OK, this one’s kind of personal.
Last week, the Black Crowes (aka the Rolling Faces Brothers) called out Maxim, the magazine for Men Who Can’t Read More Than 400 Words at a Time Unless They’re Surrounded by Near-Naked Women and Ads for Stuff That Will Instantly Make You Sexier, for printing a review of its latest album, “Warpaint.” The rockers were upset because the label didn’t send out any review copies and thus there was no way for the reviewer to have heard the album. Additionally, the review was unkind, giving the album a 2 ½-star rating and stating, among other things, that “it hasn’t left Chris Robinson and the gang much room for growth.”
Righteously indignant, the Crowes cried foul and Maxim issued a half-baked apology stating that the review was an “educated guess” written in order to ensure that a Black Crowes review would appear in the magazine.
After getting busted and justifiably raked over the proverbial coals for its dishonesty, Maxim issued another apology via Editorial Director James Kaminsky, who said last week, “It is Maxim’s editorial policy to assign star ratings only to those albums that have been heard in their entirety. Unfortunately, that policy was not followed in the March 2008 issue of our magazine and we apologize to our readers.”
Hogwash. First, the magazine owes the Black Crowes a full and very public apology (there’s a sentence I never thought I’d write). Secondly, Maxim was faced with a deadline and ran with a made-up review and assumed no one would notice.
Yes, it is the Black Crowes, which has basically recorded Stones, Faces and Allman Brothers variations for much of its 18-year career. Nearly all of its albums could be named “A Nod Is as Good as Sticky Fingers on Main St. ... to a Blind Horse Eating a Peach.”
Recently, the band added talented North Mississippi All-Stars slide guitarist Luther Dickenson, giving another healthy heaping of the Allman Brothers flavor to its early `70s-rock bouillabaisse.
I’m listening to “Warpaint” as I write this and, frankly, “growth” has never been one of those adjectives that apply to the band. But as Black Crowes albums go, it’s pretty solid and Dickenson is a welcome addition.

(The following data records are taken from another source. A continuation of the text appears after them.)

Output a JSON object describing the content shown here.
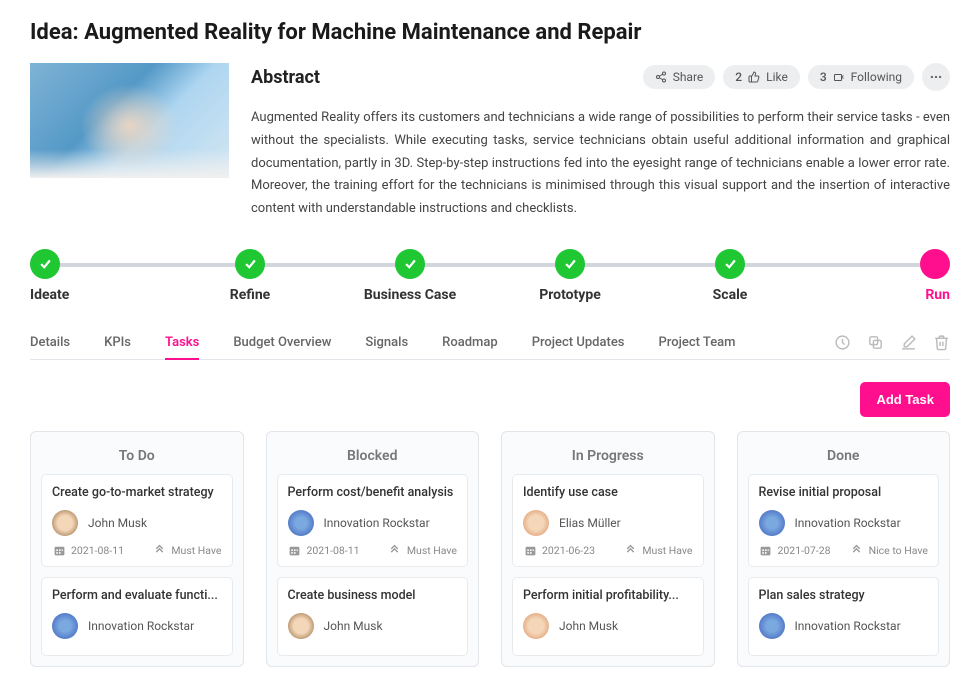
{
  "page_title": "Idea: Augmented Reality for Machine Maintenance and Repair",
  "abstract": {
    "heading": "Abstract",
    "text": "Augmented Reality offers its customers and technicians a wide range of possibilities to perform their service tasks - even without the specialists. While executing tasks, service technicians obtain useful additional information and graphical documentation, partly in 3D. Step-by-step instructions fed into the eyesight range of technicians enable a lower error rate. Moreover, the training effort for the technicians is minimised through this visual support and the insertion of interactive content with understandable instructions and checklists."
  },
  "header_actions": {
    "share": "Share",
    "like_count": "2",
    "like_label": "Like",
    "follow_count": "3",
    "follow_label": "Following"
  },
  "stages": [
    {
      "label": "Ideate",
      "state": "done"
    },
    {
      "label": "Refine",
      "state": "done"
    },
    {
      "label": "Business Case",
      "state": "done"
    },
    {
      "label": "Prototype",
      "state": "done"
    },
    {
      "label": "Scale",
      "state": "done"
    },
    {
      "label": "Run",
      "state": "active"
    }
  ],
  "tabs": [
    "Details",
    "KPIs",
    "Tasks",
    "Budget Overview",
    "Signals",
    "Roadmap",
    "Project Updates",
    "Project Team"
  ],
  "active_tab": "Tasks",
  "add_task_label": "Add Task",
  "columns": [
    {
      "title": "To Do",
      "cards": [
        {
          "title": "Create go-to-market strategy",
          "user": "John Musk",
          "avatar": "a1",
          "date": "2021-08-11",
          "priority": "Must Have"
        },
        {
          "title": "Perform and evaluate functi...",
          "user": "Innovation Rockstar",
          "avatar": "a2"
        }
      ]
    },
    {
      "title": "Blocked",
      "cards": [
        {
          "title": "Perform cost/benefit analysis",
          "user": "Innovation Rockstar",
          "avatar": "a2",
          "date": "2021-08-11",
          "priority": "Must Have"
        },
        {
          "title": "Create business model",
          "user": "John Musk",
          "avatar": "a1"
        }
      ]
    },
    {
      "title": "In Progress",
      "cards": [
        {
          "title": "Identify use case",
          "user": "Elias Müller",
          "avatar": "a3",
          "date": "2021-06-23",
          "priority": "Must Have"
        },
        {
          "title": "Perform initial profitability...",
          "user": "John Musk",
          "avatar": "a3"
        }
      ]
    },
    {
      "title": "Done",
      "cards": [
        {
          "title": "Revise initial proposal",
          "user": "Innovation Rockstar",
          "avatar": "a2",
          "date": "2021-07-28",
          "priority": "Nice to Have"
        },
        {
          "title": "Plan sales strategy",
          "user": "Innovation Rockstar",
          "avatar": "a2"
        }
      ]
    }
  ]
}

Nevertheless, it’s simply unconscionable that any publication - even a useless waste of trees like Maxim - would betray its readers’ trust (yes, I still believe in such quaint notions) for an extra few words. Editors could have easily just stuck another near-naked, semifamous waif on the pages and none of their “readers” would have noticed.
Hell, I feel guilty reviewing an album after having it less than a week, but to simply pull some words out of your tuckus and slap a rating on them is wrong.

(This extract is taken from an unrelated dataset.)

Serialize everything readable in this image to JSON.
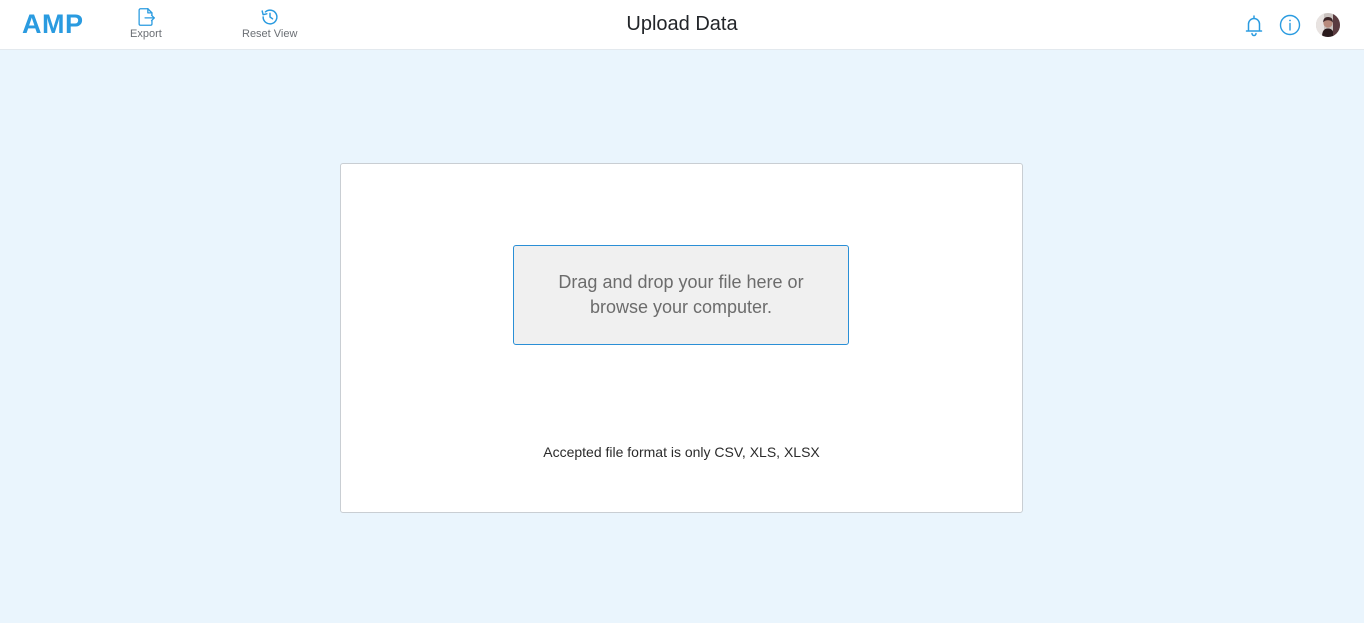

The writer maintains he was assigned to “preview” the album and that the magazine assigned a review rating to his story without his knowledge, but the aforementioned quote tells me he’s full of it.
As a music fan, I’m offended, because when I read an album review, even if I completely disagree with the writer, I still expect an honest assessment of the music/band/sociological implications, etc. I still want to glean some pertinent information as to the album’s content. When a publication flat-out lies to me - the music fan - that obviously makes me question the entire operation.
As a (thankfully) working rock writer/reviewer, I’m offended, because collectively the Internet is already trying to put us out of business. To fuel the fire of thousands of bands slighted in print and confirm the thoughts of many distrusting readers for the sake of convenience is one reason me and my ilk will likely be out of work in a decade.
// Sound Affects
"The man whose songs were recorded by Johnny Cash, Alan Jackson, Ricky Skaggs, David Allan Coe, The Highwaymen, and countless others succumbs to time’s cruel cue that the only token of permanence we have to offer are the effects of shared moments and memories.READ the article